_GIVEN RECORDS_.
[Start of Attachment]
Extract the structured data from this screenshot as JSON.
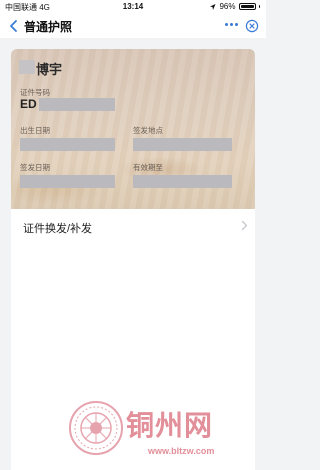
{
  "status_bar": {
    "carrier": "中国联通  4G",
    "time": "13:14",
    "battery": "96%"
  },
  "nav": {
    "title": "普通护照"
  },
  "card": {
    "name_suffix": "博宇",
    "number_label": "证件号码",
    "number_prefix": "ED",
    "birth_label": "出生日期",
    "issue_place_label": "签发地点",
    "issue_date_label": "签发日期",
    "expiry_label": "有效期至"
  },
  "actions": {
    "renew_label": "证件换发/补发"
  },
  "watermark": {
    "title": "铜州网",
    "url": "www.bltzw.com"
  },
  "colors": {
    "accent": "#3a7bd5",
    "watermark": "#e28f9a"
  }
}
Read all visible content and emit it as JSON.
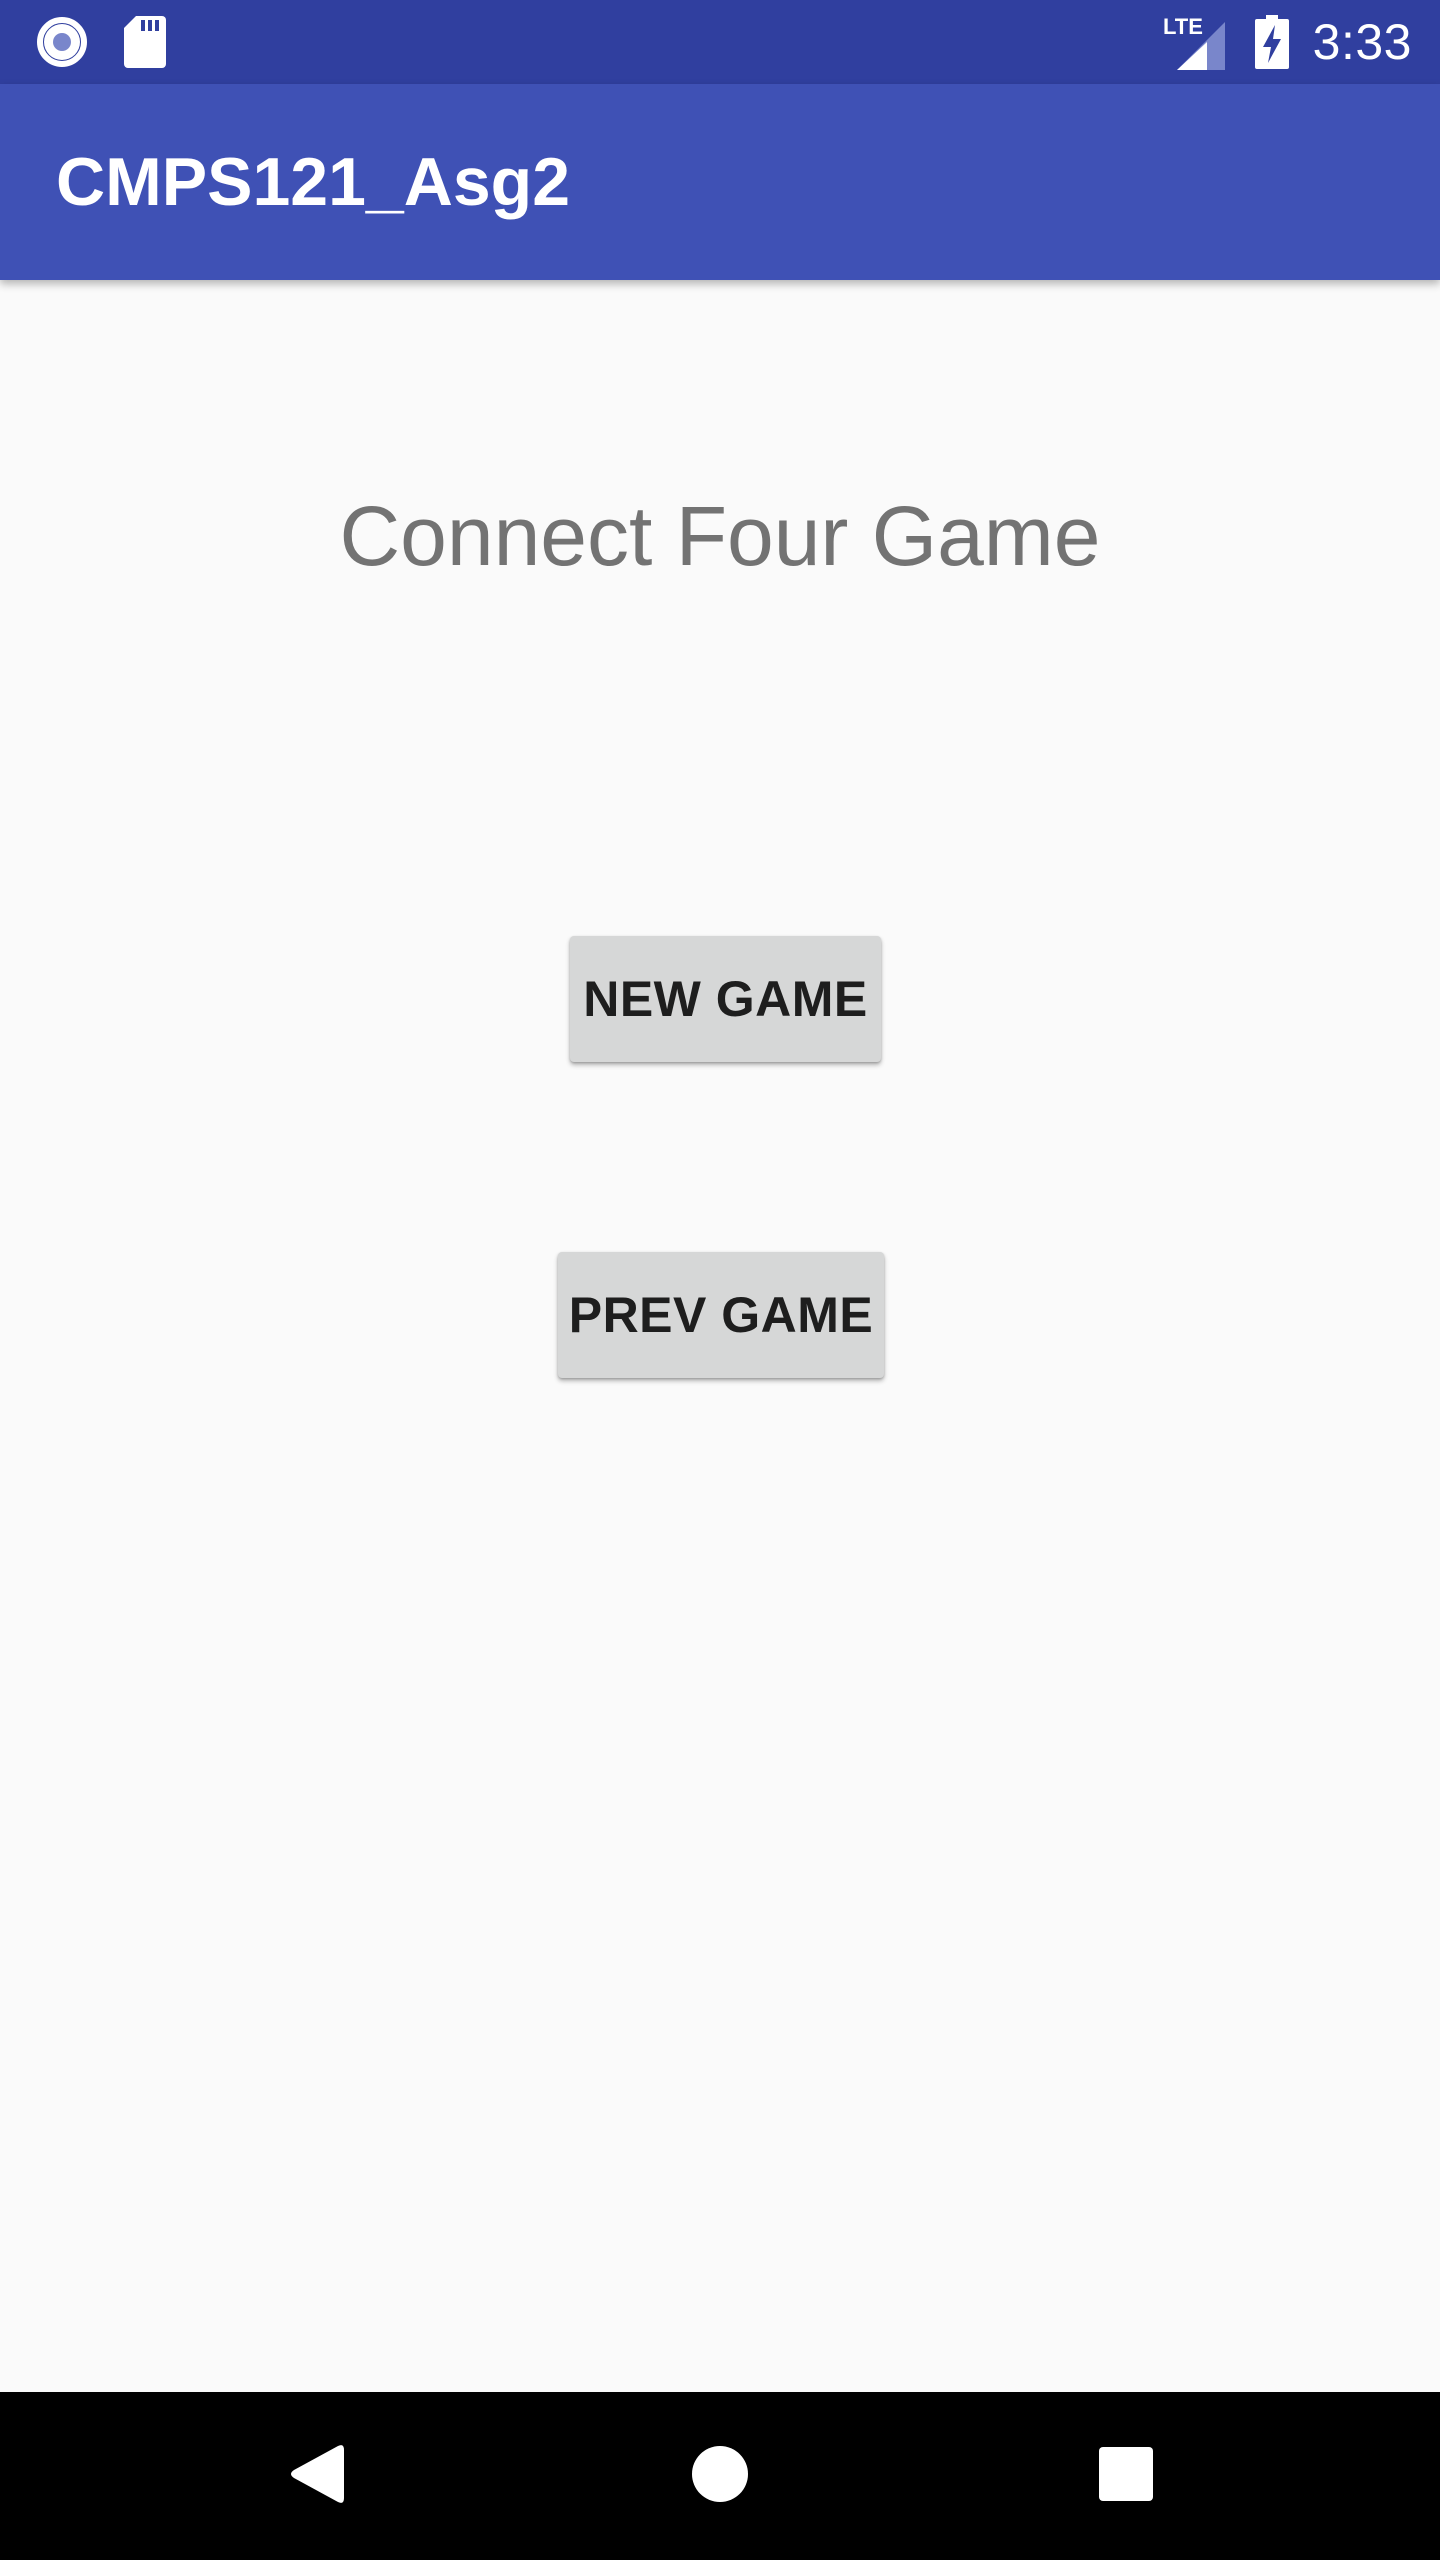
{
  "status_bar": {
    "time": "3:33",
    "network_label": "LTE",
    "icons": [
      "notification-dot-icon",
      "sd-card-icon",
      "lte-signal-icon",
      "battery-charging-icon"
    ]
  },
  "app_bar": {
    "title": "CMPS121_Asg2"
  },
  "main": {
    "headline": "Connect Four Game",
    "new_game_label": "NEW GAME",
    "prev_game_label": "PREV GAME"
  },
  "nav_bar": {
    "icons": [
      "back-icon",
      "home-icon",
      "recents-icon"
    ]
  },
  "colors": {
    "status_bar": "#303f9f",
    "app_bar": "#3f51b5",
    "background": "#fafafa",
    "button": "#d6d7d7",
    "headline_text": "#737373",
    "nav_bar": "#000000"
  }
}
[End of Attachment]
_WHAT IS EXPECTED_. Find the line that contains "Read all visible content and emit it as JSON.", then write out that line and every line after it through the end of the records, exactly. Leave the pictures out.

_TASK OUTPUT_.
Read all visible content and emit it as JSON.
{
  "status_bar": {
    "time": "3:33",
    "network_label": "LTE",
    "icons": [
      "notification-dot-icon",
      "sd-card-icon",
      "lte-signal-icon",
      "battery-charging-icon"
    ]
  },
  "app_bar": {
    "title": "CMPS121_Asg2"
  },
  "main": {
    "headline": "Connect Four Game",
    "new_game_label": "NEW GAME",
    "prev_game_label": "PREV GAME"
  },
  "nav_bar": {
    "icons": [
      "back-icon",
      "home-icon",
      "recents-icon"
    ]
  },
  "colors": {
    "status_bar": "#303f9f",
    "app_bar": "#3f51b5",
    "background": "#fafafa",
    "button": "#d6d7d7",
    "headline_text": "#737373",
    "nav_bar": "#000000"
  }
}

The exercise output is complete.